Reproduce the records below in their entirety, exactly as shown.

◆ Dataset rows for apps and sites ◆

________________

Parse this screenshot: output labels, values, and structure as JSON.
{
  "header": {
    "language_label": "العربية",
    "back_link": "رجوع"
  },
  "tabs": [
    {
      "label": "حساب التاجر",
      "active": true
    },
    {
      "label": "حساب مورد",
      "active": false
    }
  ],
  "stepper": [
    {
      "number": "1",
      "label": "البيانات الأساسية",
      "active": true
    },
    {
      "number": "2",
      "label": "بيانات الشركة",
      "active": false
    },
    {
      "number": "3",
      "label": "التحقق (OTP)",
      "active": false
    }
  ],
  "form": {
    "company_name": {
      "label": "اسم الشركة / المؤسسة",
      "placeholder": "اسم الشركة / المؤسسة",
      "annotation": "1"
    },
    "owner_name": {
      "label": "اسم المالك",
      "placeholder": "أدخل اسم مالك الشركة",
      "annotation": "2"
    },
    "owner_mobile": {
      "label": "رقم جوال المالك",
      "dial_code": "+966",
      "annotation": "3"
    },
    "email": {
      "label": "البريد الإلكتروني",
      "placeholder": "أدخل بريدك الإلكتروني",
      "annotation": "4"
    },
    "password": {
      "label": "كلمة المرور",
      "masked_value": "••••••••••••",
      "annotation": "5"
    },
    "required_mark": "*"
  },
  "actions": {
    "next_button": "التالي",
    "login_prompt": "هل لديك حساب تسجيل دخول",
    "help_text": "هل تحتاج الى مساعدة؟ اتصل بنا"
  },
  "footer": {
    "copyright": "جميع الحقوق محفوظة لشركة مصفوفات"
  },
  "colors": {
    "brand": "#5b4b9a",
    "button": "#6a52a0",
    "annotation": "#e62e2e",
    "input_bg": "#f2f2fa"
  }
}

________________

◆ TASK RESULT ◆
Parse this screenshot: output labels, values, and structure as JSON.
{
  "header": {
    "language_label": "العربية",
    "back_link": "رجوع"
  },
  "tabs": [
    {
      "label": "حساب التاجر",
      "active": true
    },
    {
      "label": "حساب مورد",
      "active": false
    }
  ],
  "stepper": [
    {
      "number": "1",
      "label": "البيانات الأساسية",
      "active": true
    },
    {
      "number": "2",
      "label": "بيانات الشركة",
      "active": false
    },
    {
      "number": "3",
      "label": "التحقق (OTP)",
      "active": false
    }
  ],
  "form": {
    "company_name": {
      "label": "اسم الشركة / المؤسسة",
      "placeholder": "اسم الشركة / المؤسسة",
      "annotation": "1"
    },
    "owner_name": {
      "label": "اسم المالك",
      "placeholder": "أدخل اسم مالك الشركة",
      "annotation": "2"
    },
    "owner_mobile": {
      "label": "رقم جوال المالك",
      "dial_code": "+966",
      "annotation": "3"
    },
    "email": {
      "label": "البريد الإلكتروني",
      "placeholder": "أدخل بريدك الإلكتروني",
      "annotation": "4"
    },
    "password": {
      "label": "كلمة المرور",
      "masked_value": "••••••••••••",
      "annotation": "5"
    },
    "required_mark": "*"
  },
  "actions": {
    "next_button": "التالي",
    "login_prompt": "هل لديك حساب تسجيل دخول",
    "help_text": "هل تحتاج الى مساعدة؟ اتصل بنا"
  },
  "footer": {
    "copyright": "جميع الحقوق محفوظة لشركة مصفوفات"
  },
  "colors": {
    "brand": "#5b4b9a",
    "button": "#6a52a0",
    "annotation": "#e62e2e",
    "input_bg": "#f2f2fa"
  }
}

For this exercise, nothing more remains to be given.